Excerpts from an interface dataset:
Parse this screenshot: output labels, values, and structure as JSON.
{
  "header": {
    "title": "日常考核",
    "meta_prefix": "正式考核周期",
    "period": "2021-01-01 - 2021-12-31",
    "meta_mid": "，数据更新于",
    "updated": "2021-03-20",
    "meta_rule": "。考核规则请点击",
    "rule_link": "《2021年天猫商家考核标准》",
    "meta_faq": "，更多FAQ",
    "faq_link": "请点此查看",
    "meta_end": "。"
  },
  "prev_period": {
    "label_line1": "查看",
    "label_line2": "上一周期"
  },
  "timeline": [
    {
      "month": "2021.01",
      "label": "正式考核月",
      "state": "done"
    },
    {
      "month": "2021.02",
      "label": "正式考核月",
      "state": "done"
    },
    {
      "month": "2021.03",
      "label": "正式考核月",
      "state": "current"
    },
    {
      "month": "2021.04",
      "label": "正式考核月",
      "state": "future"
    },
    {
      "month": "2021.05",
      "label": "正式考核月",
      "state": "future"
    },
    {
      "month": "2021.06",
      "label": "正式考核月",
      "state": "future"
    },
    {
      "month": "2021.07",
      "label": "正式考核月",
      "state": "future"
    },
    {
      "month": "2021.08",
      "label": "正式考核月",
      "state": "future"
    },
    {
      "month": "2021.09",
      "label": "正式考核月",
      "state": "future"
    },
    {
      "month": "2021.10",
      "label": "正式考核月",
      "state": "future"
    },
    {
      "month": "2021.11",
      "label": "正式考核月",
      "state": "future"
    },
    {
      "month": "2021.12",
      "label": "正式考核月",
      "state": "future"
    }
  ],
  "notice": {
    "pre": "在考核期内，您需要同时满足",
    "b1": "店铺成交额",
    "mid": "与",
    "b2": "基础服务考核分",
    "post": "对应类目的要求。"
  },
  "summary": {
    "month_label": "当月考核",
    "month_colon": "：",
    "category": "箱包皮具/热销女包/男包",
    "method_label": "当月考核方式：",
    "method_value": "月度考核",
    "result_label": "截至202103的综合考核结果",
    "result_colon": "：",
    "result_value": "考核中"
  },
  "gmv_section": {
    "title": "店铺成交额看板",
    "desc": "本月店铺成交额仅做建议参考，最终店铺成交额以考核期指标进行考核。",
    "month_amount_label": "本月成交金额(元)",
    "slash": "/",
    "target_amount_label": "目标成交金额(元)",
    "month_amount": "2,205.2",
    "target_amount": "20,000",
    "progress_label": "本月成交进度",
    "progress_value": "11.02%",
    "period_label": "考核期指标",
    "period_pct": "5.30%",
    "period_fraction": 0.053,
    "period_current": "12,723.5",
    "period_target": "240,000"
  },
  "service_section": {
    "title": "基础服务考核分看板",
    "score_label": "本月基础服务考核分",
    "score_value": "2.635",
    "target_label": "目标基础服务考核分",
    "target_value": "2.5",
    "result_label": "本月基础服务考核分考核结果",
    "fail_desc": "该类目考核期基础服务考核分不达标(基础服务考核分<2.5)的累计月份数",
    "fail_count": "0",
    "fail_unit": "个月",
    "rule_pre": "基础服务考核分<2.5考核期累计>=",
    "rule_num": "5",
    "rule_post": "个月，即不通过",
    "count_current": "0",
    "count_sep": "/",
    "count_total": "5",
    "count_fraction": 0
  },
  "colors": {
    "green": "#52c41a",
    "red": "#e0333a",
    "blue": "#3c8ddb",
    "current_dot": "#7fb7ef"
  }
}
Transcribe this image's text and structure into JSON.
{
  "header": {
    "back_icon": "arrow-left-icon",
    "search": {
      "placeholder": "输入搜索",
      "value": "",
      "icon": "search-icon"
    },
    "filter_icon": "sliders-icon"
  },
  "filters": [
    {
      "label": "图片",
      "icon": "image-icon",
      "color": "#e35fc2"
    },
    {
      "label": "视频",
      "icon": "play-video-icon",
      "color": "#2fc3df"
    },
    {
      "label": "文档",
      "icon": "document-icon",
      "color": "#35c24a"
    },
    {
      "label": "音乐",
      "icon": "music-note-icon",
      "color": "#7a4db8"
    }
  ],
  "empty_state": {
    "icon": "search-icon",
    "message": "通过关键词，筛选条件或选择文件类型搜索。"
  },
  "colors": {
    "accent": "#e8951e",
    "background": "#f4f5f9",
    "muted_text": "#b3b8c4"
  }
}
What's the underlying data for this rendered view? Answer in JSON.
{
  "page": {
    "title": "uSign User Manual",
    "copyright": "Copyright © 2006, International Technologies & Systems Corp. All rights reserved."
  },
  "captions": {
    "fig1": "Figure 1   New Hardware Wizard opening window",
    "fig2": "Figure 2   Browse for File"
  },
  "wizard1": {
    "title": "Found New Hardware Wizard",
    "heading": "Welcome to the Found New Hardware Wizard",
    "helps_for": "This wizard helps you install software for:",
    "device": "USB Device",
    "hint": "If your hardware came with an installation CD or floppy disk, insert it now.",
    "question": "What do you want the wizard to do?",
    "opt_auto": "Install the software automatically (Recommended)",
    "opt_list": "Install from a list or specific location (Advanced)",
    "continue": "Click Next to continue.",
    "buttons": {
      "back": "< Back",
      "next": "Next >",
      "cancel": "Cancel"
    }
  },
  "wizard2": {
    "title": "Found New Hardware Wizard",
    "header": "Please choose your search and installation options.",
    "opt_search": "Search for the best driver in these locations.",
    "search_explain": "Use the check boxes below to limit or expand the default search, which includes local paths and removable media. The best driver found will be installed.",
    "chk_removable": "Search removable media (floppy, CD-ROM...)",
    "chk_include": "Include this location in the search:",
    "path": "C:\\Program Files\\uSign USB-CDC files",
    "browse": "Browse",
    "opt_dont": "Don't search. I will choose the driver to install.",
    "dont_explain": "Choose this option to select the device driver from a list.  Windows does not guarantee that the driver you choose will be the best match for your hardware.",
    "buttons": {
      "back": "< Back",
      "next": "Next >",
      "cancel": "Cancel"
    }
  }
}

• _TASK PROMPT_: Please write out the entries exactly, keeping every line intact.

• _TASK RESULT_:
Parse this screenshot: output labels, values, and structure as JSON.
{
  "header": {
    "title": "日常考核",
    "meta_prefix": "正式考核周期",
    "period": "2021-01-01 - 2021-12-31",
    "meta_mid": "，数据更新于",
    "updated": "2021-03-20",
    "meta_rule": "。考核规则请点击",
    "rule_link": "《2021年天猫商家考核标准》",
    "meta_faq": "，更多FAQ",
    "faq_link": "请点此查看",
    "meta_end": "。"
  },
  "prev_period": {
    "label_line1": "查看",
    "label_line2": "上一周期"
  },
  "timeline": [
    {
      "month": "2021.01",
      "label": "正式考核月",
      "state": "done"
    },
    {
      "month": "2021.02",
      "label": "正式考核月",
      "state": "done"
    },
    {
      "month": "2021.03",
      "label": "正式考核月",
      "state": "current"
    },
    {
      "month": "2021.04",
      "label": "正式考核月",
      "state": "future"
    },
    {
      "month": "2021.05",
      "label": "正式考核月",
      "state": "future"
    },
    {
      "month": "2021.06",
      "label": "正式考核月",
      "state": "future"
    },
    {
      "month": "2021.07",
      "label": "正式考核月",
      "state": "future"
    },
    {
      "month": "2021.08",
      "label": "正式考核月",
      "state": "future"
    },
    {
      "month": "2021.09",
      "label": "正式考核月",
      "state": "future"
    },
    {
      "month": "2021.10",
      "label": "正式考核月",
      "state": "future"
    },
    {
      "month": "2021.11",
      "label": "正式考核月",
      "state": "future"
    },
    {
      "month": "2021.12",
      "label": "正式考核月",
      "state": "future"
    }
  ],
  "notice": {
    "pre": "在考核期内，您需要同时满足",
    "b1": "店铺成交额",
    "mid": "与",
    "b2": "基础服务考核分",
    "post": "对应类目的要求。"
  },
  "summary": {
    "month_label": "当月考核",
    "month_colon": "：",
    "category": "箱包皮具/热销女包/男包",
    "method_label": "当月考核方式：",
    "method_value": "月度考核",
    "result_label": "截至202103的综合考核结果",
    "result_colon": "：",
    "result_value": "考核中"
  },
  "gmv_section": {
    "title": "店铺成交额看板",
    "desc": "本月店铺成交额仅做建议参考，最终店铺成交额以考核期指标进行考核。",
    "month_amount_label": "本月成交金额(元)",
    "slash": "/",
    "target_amount_label": "目标成交金额(元)",
    "month_amount": "2,205.2",
    "target_amount": "20,000",
    "progress_label": "本月成交进度",
    "progress_value": "11.02%",
    "period_label": "考核期指标",
    "period_pct": "5.30%",
    "period_fraction": 0.053,
    "period_current": "12,723.5",
    "period_target": "240,000"
  },
  "service_section": {
    "title": "基础服务考核分看板",
    "score_label": "本月基础服务考核分",
    "score_value": "2.635",
    "target_label": "目标基础服务考核分",
    "target_value": "2.5",
    "result_label": "本月基础服务考核分考核结果",
    "fail_desc": "该类目考核期基础服务考核分不达标(基础服务考核分<2.5)的累计月份数",
    "fail_count": "0",
    "fail_unit": "个月",
    "rule_pre": "基础服务考核分<2.5考核期累计>=",
    "rule_num": "5",
    "rule_post": "个月，即不通过",
    "count_current": "0",
    "count_sep": "/",
    "count_total": "5",
    "count_fraction": 0
  },
  "colors": {
    "green": "#52c41a",
    "red": "#e0333a",
    "blue": "#3c8ddb",
    "current_dot": "#7fb7ef"
  }
}
Transcribe this image's text and structure into JSON.
{
  "header": {
    "back_icon": "arrow-left-icon",
    "search": {
      "placeholder": "输入搜索",
      "value": "",
      "icon": "search-icon"
    },
    "filter_icon": "sliders-icon"
  },
  "filters": [
    {
      "label": "图片",
      "icon": "image-icon",
      "color": "#e35fc2"
    },
    {
      "label": "视频",
      "icon": "play-video-icon",
      "color": "#2fc3df"
    },
    {
      "label": "文档",
      "icon": "document-icon",
      "color": "#35c24a"
    },
    {
      "label": "音乐",
      "icon": "music-note-icon",
      "color": "#7a4db8"
    }
  ],
  "empty_state": {
    "icon": "search-icon",
    "message": "通过关键词，筛选条件或选择文件类型搜索。"
  },
  "colors": {
    "accent": "#e8951e",
    "background": "#f4f5f9",
    "muted_text": "#b3b8c4"
  }
}
What's the underlying data for this rendered view? Answer in JSON.
{
  "page": {
    "title": "uSign User Manual",
    "copyright": "Copyright © 2006, International Technologies & Systems Corp. All rights reserved."
  },
  "captions": {
    "fig1": "Figure 1   New Hardware Wizard opening window",
    "fig2": "Figure 2   Browse for File"
  },
  "wizard1": {
    "title": "Found New Hardware Wizard",
    "heading": "Welcome to the Found New Hardware Wizard",
    "helps_for": "This wizard helps you install software for:",
    "device": "USB Device",
    "hint": "If your hardware came with an installation CD or floppy disk, insert it now.",
    "question": "What do you want the wizard to do?",
    "opt_auto": "Install the software automatically (Recommended)",
    "opt_list": "Install from a list or specific location (Advanced)",
    "continue": "Click Next to continue.",
    "buttons": {
      "back": "< Back",
      "next": "Next >",
      "cancel": "Cancel"
    }
  },
  "wizard2": {
    "title": "Found New Hardware Wizard",
    "header": "Please choose your search and installation options.",
    "opt_search": "Search for the best driver in these locations.",
    "search_explain": "Use the check boxes below to limit or expand the default search, which includes local paths and removable media. The best driver found will be installed.",
    "chk_removable": "Search removable media (floppy, CD-ROM...)",
    "chk_include": "Include this location in the search:",
    "path": "C:\\Program Files\\uSign USB-CDC files",
    "browse": "Browse",
    "opt_dont": "Don't search. I will choose the driver to install.",
    "dont_explain": "Choose this option to select the device driver from a list.  Windows does not guarantee that the driver you choose will be the best match for your hardware.",
    "buttons": {
      "back": "< Back",
      "next": "Next >",
      "cancel": "Cancel"
    }
  }
}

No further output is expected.